The international aid pledges account for more than half the government's total budget. The pledges came Friday at the end of an annual meeting of the Cambodia Consultative Group.
Cambodian Commerce Minister Cham Prasidh said the $600 million are, in his words, a reward for the government's efforts in earlier reforms. Phnom Penh had asked for $484 million in aid this year. Cham Prasidh acknowledged progress in some areas was slow. He blames that, not on a lack of political will, but a lack of political expertise.
Cambodia, one of the world's poorest nations, has been able to establish some political stability in recent years, after almost three decades of bloodshed and internal civil strife. Only five years ago, Cambodian tanks and gunfire were on the streets of Phnom Penh, in a struggle for political control.

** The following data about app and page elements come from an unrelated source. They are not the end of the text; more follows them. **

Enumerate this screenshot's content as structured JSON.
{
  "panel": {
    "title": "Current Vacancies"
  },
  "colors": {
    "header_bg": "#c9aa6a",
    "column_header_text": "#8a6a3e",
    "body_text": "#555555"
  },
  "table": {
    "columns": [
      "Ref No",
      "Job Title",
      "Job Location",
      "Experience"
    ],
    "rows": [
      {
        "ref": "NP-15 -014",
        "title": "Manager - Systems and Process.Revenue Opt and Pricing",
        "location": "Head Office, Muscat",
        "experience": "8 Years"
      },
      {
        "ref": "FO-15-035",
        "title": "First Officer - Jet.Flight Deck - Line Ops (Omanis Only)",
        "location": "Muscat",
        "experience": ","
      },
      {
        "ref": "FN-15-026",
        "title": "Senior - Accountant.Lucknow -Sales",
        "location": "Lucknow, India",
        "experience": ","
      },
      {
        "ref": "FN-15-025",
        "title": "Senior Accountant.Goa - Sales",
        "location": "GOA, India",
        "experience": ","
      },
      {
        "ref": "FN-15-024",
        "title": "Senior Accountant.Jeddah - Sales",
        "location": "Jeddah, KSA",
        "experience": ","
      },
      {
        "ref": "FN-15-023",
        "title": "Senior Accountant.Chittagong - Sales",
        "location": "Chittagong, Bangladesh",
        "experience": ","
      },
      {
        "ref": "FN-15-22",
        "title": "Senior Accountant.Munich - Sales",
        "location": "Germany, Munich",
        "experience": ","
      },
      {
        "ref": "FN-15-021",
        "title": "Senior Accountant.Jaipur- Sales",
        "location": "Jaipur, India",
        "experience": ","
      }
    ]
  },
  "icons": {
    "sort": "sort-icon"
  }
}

Since then, the government has made progress in political and social stability. The World Bank, in a release Friday, welcomed progress in some areas, but said gaps still remained in forestry protection and civil service reforms.
The bank commends Cambodia for appointing an auditor-general and undertaking other legal reforms, such as adoption of a land law.
Some donors, however, urge the government to set priorities on reforms, and warn that increased aid support should not be taken for granted.
A U.S. diplomat in Cambodia said Washington pledged $45 million. That includes $3 million from the Centers for Disease Control and $2.5 million to help remove land mines.
This year, donors are expected to look for improvements in the pace of reform, especially in fighting corruption, improving the legal system, increasing protection for human rights, demobilizing the military and protecting the environment.